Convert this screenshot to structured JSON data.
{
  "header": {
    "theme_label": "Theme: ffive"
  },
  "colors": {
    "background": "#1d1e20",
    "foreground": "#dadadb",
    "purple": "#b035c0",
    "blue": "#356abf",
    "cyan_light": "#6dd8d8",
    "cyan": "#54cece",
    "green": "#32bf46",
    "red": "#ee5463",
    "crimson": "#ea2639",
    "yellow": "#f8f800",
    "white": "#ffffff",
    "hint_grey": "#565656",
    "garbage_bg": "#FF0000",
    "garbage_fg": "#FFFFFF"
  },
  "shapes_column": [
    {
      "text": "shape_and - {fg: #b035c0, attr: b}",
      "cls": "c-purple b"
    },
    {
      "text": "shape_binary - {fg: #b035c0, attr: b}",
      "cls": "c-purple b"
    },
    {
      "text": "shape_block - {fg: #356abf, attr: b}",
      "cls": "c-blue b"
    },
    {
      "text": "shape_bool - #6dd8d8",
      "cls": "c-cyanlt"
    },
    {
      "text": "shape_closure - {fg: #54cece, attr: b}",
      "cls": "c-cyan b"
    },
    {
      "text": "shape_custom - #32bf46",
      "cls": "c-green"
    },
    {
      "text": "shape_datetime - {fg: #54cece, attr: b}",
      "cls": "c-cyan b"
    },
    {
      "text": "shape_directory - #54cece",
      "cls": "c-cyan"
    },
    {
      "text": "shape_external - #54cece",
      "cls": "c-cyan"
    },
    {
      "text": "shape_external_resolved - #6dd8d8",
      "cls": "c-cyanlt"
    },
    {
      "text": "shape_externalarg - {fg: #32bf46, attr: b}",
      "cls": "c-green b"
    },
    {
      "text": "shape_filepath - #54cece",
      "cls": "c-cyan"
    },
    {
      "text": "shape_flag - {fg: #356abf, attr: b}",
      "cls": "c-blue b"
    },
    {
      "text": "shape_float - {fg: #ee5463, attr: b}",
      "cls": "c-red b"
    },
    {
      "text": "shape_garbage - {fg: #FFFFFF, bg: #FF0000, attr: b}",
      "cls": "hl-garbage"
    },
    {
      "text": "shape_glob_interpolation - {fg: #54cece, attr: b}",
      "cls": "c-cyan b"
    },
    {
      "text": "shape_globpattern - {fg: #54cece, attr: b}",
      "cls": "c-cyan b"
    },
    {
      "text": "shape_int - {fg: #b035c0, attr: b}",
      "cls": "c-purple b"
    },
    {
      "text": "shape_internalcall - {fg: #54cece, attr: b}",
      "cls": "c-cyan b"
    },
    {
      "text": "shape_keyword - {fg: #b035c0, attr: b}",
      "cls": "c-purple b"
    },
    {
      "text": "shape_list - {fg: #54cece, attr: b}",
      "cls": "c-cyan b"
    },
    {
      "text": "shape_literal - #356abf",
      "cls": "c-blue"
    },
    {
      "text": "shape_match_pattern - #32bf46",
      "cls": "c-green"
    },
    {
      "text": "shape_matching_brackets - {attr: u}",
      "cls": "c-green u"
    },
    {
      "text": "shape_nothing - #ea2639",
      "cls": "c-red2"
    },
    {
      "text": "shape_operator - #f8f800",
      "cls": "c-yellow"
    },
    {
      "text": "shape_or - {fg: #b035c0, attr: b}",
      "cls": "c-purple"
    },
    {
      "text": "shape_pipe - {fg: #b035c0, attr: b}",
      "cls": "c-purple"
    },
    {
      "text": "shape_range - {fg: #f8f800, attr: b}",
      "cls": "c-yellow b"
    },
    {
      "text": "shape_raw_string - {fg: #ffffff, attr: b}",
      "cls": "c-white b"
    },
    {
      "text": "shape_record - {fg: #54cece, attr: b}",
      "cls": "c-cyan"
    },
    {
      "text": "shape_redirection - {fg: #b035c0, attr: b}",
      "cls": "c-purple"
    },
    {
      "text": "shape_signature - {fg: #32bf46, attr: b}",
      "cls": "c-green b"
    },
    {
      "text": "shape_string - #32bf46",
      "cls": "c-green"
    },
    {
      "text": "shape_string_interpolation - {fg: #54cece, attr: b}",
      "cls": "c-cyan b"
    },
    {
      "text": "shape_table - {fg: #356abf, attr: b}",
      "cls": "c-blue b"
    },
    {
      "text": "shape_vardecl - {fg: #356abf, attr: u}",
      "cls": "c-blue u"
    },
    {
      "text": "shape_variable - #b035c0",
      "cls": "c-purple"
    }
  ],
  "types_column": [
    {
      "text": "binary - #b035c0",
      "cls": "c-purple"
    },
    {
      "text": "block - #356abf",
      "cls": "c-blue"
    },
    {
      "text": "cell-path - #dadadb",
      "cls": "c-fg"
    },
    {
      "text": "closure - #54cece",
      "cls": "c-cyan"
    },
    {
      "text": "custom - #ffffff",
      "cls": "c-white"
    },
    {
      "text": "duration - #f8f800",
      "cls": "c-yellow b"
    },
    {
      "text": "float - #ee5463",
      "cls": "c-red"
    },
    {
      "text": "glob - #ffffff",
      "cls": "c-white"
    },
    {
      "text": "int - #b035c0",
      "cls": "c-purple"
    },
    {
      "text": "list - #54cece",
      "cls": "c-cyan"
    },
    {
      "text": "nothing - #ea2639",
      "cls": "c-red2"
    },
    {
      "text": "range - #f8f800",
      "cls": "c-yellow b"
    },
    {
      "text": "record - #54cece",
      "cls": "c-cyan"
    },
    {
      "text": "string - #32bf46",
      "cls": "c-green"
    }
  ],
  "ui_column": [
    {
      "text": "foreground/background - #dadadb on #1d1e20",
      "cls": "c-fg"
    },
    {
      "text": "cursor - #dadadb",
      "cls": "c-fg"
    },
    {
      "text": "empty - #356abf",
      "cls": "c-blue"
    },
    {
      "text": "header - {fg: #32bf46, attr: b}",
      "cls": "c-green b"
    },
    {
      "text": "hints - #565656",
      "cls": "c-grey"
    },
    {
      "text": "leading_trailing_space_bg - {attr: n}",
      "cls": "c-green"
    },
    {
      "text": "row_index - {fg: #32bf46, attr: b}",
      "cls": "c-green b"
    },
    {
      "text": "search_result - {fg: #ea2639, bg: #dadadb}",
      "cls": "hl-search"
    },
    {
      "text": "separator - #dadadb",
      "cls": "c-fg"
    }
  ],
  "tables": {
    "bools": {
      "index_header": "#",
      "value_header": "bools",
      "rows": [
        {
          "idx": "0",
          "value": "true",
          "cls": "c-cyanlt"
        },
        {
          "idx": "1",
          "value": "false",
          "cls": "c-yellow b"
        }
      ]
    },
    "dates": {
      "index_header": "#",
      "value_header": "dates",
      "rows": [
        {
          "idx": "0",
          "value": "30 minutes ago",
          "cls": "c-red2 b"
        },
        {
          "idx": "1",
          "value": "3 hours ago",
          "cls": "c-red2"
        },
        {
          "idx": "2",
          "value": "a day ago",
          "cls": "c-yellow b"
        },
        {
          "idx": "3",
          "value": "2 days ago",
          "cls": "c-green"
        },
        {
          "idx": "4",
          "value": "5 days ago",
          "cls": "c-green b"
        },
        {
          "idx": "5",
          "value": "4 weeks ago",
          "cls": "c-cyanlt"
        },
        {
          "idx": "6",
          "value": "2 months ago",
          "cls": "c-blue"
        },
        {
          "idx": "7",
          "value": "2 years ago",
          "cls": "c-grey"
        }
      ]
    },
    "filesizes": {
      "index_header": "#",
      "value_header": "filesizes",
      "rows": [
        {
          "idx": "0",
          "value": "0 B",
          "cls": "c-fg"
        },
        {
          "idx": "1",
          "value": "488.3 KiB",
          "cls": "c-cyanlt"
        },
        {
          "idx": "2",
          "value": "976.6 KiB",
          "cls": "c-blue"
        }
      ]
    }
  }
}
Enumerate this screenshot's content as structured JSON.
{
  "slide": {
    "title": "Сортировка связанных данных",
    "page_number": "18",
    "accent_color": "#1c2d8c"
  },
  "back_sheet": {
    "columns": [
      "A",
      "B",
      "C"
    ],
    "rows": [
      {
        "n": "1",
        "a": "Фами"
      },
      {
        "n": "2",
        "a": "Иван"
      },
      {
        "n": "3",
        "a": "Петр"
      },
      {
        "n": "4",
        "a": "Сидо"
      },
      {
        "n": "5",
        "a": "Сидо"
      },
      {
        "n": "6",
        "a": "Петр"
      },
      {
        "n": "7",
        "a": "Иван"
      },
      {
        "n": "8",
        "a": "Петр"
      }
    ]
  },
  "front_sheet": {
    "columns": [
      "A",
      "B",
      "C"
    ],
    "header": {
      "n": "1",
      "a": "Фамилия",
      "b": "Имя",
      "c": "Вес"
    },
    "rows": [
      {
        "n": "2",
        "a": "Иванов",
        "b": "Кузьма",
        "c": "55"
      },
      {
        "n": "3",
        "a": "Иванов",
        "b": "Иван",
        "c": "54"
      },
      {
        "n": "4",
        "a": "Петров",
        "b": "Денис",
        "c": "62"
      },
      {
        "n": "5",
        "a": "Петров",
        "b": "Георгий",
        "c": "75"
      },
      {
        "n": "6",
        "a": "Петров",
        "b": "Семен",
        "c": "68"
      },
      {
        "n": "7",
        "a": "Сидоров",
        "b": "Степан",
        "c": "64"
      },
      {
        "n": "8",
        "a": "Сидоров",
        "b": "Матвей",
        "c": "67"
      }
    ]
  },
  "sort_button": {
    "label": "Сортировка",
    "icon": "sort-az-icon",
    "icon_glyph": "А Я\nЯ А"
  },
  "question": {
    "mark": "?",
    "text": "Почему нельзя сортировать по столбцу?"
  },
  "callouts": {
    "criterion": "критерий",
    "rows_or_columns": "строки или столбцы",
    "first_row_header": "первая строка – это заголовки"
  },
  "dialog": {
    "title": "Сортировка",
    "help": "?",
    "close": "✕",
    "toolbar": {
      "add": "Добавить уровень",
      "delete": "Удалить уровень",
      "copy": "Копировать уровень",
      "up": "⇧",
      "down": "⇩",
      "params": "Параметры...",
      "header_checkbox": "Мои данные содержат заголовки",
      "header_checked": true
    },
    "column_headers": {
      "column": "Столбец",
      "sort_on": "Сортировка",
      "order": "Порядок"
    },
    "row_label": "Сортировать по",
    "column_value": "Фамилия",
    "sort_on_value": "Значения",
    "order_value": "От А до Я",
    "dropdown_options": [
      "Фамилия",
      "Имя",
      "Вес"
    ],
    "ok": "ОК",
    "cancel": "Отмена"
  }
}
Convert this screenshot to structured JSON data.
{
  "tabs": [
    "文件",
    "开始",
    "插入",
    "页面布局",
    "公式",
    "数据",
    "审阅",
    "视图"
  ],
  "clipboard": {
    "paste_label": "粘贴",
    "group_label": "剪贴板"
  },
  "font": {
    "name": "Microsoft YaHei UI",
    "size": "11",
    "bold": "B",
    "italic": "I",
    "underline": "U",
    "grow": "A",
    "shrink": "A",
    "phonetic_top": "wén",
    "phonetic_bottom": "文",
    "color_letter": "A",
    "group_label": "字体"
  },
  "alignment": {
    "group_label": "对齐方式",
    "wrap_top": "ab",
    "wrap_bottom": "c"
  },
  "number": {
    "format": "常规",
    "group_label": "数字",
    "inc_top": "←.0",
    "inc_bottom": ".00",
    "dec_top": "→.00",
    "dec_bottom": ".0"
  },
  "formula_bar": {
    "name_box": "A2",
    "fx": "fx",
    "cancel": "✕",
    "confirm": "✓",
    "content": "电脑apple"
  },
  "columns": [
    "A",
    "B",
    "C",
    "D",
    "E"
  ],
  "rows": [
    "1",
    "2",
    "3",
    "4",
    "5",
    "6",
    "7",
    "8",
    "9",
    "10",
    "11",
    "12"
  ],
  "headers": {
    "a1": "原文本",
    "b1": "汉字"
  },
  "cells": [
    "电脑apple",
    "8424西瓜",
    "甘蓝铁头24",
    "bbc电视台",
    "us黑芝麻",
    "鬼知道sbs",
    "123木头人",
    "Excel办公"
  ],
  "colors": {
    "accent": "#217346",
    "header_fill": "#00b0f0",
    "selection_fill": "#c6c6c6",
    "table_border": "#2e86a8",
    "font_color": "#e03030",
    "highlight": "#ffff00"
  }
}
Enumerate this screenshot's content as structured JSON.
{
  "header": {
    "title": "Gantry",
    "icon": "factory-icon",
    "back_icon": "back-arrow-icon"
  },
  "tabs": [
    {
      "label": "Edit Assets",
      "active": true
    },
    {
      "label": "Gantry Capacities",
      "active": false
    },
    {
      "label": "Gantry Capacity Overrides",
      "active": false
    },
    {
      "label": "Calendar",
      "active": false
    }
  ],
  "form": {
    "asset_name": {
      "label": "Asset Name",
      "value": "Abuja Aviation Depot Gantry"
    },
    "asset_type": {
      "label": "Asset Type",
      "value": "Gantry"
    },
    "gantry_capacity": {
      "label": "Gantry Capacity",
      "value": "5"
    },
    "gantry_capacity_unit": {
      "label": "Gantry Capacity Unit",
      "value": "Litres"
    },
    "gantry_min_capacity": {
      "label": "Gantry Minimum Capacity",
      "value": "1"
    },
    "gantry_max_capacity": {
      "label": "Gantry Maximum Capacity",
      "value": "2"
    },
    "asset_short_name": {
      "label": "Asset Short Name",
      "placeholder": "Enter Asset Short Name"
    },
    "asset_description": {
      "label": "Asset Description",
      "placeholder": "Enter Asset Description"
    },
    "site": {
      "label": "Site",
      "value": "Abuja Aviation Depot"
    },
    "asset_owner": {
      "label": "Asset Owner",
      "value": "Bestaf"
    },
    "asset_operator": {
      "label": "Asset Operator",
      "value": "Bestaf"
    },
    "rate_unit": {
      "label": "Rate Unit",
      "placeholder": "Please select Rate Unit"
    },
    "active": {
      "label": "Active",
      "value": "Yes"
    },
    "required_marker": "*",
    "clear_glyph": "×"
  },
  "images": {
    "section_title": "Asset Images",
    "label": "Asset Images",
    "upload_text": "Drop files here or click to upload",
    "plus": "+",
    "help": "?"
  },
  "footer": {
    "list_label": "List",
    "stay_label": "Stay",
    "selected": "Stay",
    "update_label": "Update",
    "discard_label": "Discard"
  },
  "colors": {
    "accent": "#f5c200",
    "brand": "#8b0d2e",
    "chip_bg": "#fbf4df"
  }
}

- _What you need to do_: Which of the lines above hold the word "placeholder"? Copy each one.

- _Answer to this task_:
      "placeholder": "Enter Asset Short Name"
      "placeholder": "Enter Asset Description"
      "placeholder": "Please select Rate Unit"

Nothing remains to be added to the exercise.